[What is being asked]:
Return the lines of the data below in which the string "true" occurs.

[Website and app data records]
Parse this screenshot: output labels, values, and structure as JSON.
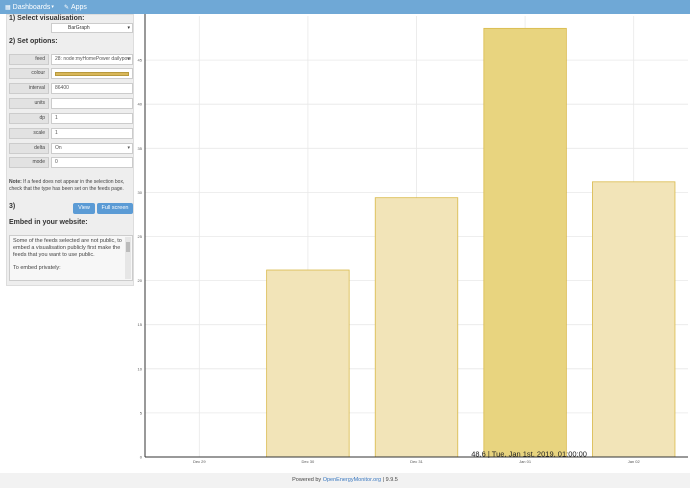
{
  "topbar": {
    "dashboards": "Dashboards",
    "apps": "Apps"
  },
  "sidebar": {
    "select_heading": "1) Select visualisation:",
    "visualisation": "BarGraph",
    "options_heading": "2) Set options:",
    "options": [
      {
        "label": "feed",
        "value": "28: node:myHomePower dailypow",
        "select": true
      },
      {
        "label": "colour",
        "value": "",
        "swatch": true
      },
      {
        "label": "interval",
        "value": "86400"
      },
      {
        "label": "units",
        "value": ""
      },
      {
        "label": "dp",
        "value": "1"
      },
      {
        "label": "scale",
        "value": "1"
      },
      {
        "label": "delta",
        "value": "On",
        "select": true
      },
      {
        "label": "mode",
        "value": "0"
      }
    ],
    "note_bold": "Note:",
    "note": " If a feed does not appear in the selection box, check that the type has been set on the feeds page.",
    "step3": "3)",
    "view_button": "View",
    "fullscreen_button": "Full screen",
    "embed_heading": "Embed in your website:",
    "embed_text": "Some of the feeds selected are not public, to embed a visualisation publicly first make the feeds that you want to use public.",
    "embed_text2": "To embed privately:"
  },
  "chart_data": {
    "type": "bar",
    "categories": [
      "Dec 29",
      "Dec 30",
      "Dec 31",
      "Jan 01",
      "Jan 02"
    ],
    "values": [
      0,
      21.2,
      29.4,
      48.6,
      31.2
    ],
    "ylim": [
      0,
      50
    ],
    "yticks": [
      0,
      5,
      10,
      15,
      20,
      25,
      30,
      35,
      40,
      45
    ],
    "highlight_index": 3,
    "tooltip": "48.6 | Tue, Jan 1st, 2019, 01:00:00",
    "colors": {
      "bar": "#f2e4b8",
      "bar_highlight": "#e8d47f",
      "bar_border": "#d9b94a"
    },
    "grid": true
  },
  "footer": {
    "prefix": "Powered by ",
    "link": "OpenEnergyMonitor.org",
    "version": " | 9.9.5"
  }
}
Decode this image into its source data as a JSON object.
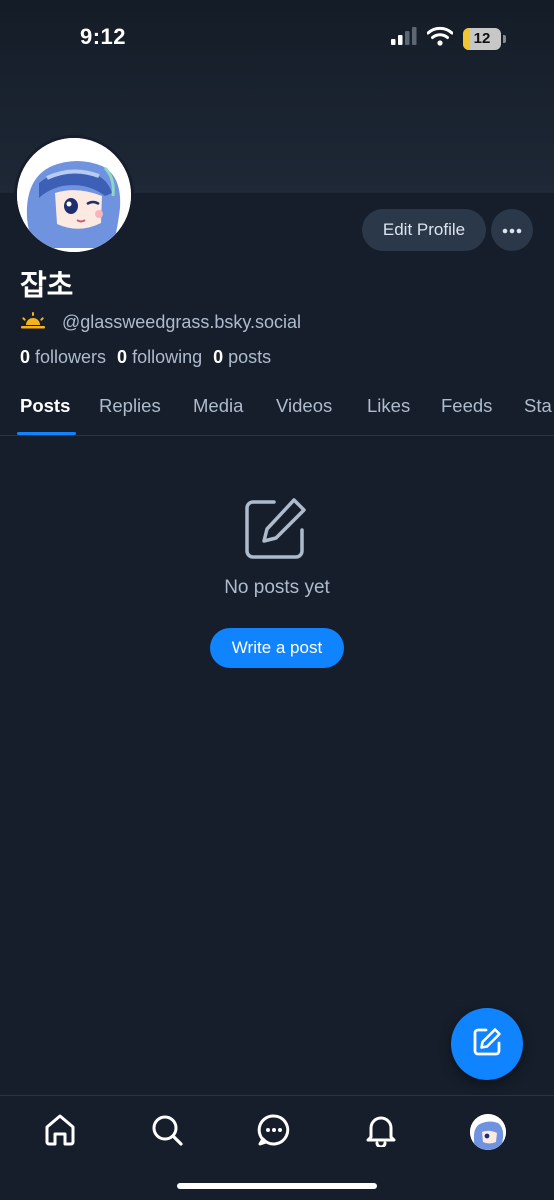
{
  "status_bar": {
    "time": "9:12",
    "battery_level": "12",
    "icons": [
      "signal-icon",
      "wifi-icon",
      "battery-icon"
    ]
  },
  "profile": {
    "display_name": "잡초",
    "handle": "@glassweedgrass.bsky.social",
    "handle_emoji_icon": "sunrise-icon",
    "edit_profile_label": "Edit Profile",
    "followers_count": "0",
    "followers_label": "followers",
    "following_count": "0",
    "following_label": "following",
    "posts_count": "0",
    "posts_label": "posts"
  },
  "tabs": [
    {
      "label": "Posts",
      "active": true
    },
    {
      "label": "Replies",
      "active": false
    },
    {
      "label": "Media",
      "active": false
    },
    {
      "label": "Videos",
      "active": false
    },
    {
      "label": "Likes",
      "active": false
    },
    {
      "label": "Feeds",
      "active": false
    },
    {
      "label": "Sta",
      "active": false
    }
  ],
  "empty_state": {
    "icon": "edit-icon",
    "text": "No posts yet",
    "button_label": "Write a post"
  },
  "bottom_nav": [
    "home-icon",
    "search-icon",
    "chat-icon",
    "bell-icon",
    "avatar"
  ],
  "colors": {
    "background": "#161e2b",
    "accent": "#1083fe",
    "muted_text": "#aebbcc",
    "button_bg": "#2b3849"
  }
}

[Solution to the exercise]:
        "select": true
        "swatch": true
        "select": true
    "grid": true
      "active": true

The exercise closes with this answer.